:: Entries provided ::

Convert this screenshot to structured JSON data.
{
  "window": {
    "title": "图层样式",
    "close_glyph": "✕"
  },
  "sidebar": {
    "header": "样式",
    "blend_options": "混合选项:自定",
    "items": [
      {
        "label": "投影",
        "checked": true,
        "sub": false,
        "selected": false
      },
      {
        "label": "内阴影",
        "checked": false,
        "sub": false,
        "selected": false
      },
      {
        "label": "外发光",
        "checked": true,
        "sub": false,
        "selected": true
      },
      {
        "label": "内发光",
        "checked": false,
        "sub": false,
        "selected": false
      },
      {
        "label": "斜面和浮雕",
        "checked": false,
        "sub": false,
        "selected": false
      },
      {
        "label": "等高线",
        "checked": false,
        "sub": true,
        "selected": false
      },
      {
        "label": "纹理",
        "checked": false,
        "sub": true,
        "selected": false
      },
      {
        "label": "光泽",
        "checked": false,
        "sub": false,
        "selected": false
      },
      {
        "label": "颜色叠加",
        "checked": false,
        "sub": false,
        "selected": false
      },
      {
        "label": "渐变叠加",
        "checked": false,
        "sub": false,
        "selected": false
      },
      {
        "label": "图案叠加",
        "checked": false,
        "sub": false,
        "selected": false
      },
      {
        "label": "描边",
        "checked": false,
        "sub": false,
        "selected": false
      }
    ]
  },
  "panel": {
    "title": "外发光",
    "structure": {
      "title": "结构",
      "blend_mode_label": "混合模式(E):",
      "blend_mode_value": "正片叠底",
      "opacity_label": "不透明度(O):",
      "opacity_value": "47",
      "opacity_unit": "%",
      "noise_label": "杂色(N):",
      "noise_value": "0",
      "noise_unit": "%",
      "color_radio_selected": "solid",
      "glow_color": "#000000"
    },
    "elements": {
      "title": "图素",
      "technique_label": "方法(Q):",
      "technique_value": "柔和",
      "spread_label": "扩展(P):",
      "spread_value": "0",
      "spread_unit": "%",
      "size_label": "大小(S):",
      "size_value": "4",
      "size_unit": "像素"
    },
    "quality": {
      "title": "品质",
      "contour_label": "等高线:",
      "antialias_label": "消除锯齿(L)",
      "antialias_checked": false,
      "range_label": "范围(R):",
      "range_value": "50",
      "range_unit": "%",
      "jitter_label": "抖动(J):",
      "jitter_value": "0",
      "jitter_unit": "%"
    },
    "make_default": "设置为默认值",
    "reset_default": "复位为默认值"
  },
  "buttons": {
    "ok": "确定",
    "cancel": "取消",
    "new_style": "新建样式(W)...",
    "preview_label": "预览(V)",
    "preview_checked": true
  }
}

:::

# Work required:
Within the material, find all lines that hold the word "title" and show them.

# Answer section:
    "title": "图层样式",
    "title": "外发光",
      "title": "结构",
      "title": "图素",
      "title": "品质",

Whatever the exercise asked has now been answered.